Westerman told the Democrat-Gazette he was wary of the community project funding requests when lawmakers reintroduced earmarks at the start of the 117th Congress. He opted not to make any requests in 2021. He came around to the process, noting the program has standards to prevent supporting a lawmaker's pet project.
"It's federal money and, again, there's a set amount of money that's going to be appropriated," he said. "If I don't request money for my district, it still gets appropriated and somebody else will determine where it gets spent."
Boozman recommended 48 projects worth a combined $424.8 million to the Senate Appropriations Committee. The Rogers senator serves on the committee as the top Republican on the Military Construction, Veterans Affairs, and Related Agencies Subcommittee.
Highlights of Boozman's submissions include $75 million for Interstate 49 construction near Fort Smith; $15 million for the Lyon College School of Oral Health and Dental Medicine for addressing the shortage of dental professionals; and two requests totaling $45 million for water supply sources in central Arkansas.

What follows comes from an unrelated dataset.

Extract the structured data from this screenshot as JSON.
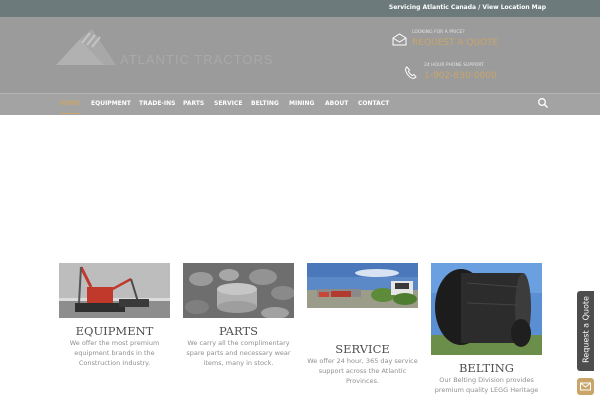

Some of Boozman's requests overlap with his House counterparts, such as Crawford's request regarding Mountain Home water projects and Womack's interest in studying the White River Basin.
"Stakeholders across Arkansas have shared their priorities with us and now we're making the case for their tax dollars to be invested back into the state through the committee process," Boozman told the Democrat-Gazette in a statement.
"Proactively identifying projects important to local communities and our state is the best way to ensure we're using resources in a responsible, effective manner instead of leaving the decision to Washington bureaucrats."